EDHECinfra Index Methodology
EDHECinfra indices and benchmarks aim to provide the representative, risk-adjusted performance of investments in unlisted infrastructure equity and private debt.
EDHECinfra produces calculated (as opposed to contributed) indices: our data and technology allows re-pricing hundreds of individual assets through time, using actual transaction prices to recalibrate expected returns (and discount rates).
This approach uses market inputs, thus avoiding the smoothing of returns caused by appraisal valuations and providing a genuine fair value assessment of performance.
Unlike other private indices, which only report an average performance, EDHECinfra indices include the effect of diversification and provide advanced risk metrics such as volatility, value-at-risk and risk factor prices. The index calculation method is summarised below in four key steps.
A Modern Approach to the Valuation of Unlisted Infrastructure Assets
Measuring the value and risk inherent in unlisted infrastructure investment is plagued with significant methodological issues. CAPM-approached using listed proxied fails to capture the characteristics of infrastructure companies (see Amenc et al 2017) and it is practically impossible to find direct equivalents or comparable for assets that are quite unique and seldom trade.

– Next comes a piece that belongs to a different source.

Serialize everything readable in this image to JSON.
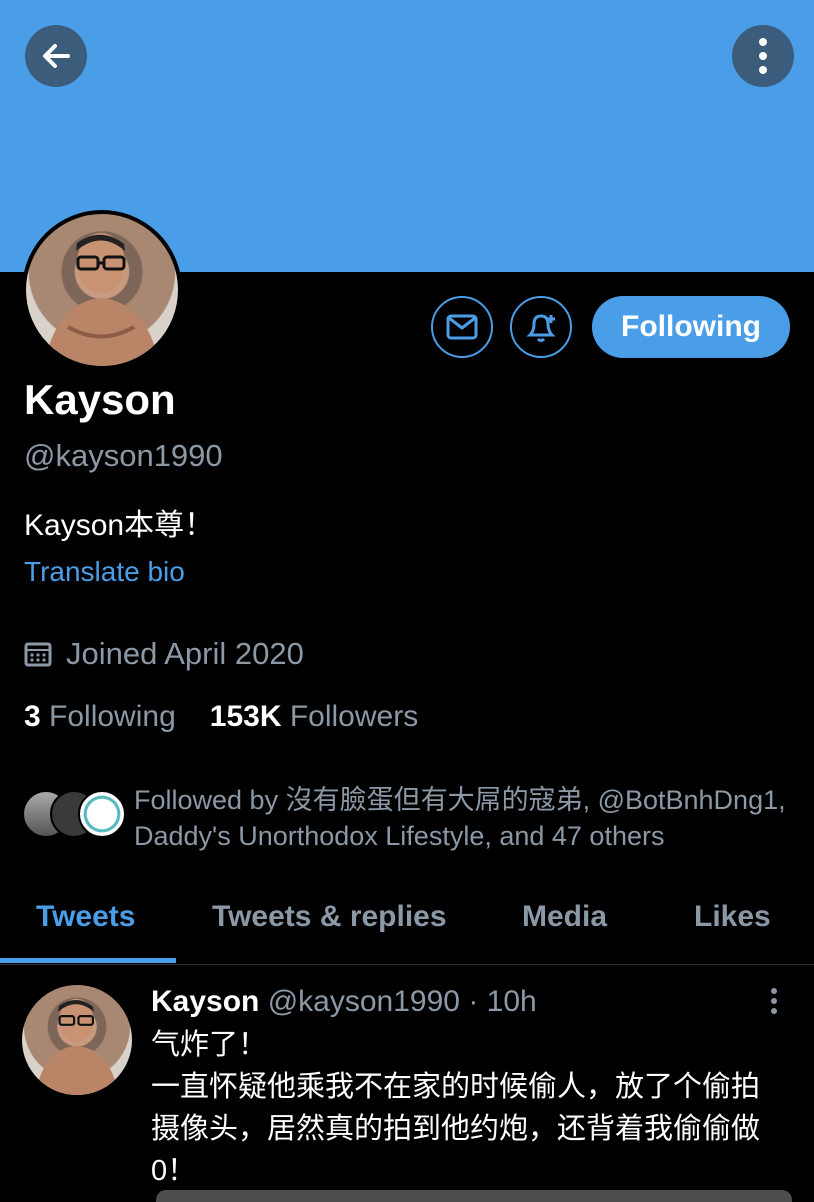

To respond to this challenge, EDHECinfra has developed a Modern Asset Pricing Methodology to derive produces fair value estimates for equity and senior debt instruments in each infrastructure firm in its Sampled Universe.
In each period, implied excess returns are derived from actual transaction prices and forecast of dividend or senior debt payments. These expected returns represent the aggregate market price of risk for a cross-section of equity or debt investments at that point in time. They are then decomposed into multiple risk factor premia (e.g. the size or leverage risk premia) using a cross-sectional regression.
Each risk premia in a given period can then be applied to all relevant investments at that time, whether they are traded or not, using each company’s `factor loadings’ (e.g. its actual size or leverage) to derive a market-implied discount rate for each investment
Given enough data, this form of `hedonic factor pricing’ addresses the biases of observable transaction data and of the uniqueness of each transaction, and focuses on deriving average valuations driven by the price of systematic risk factors that can be extracted from actual transactions i.e. in line with IFRS-13 guidelines.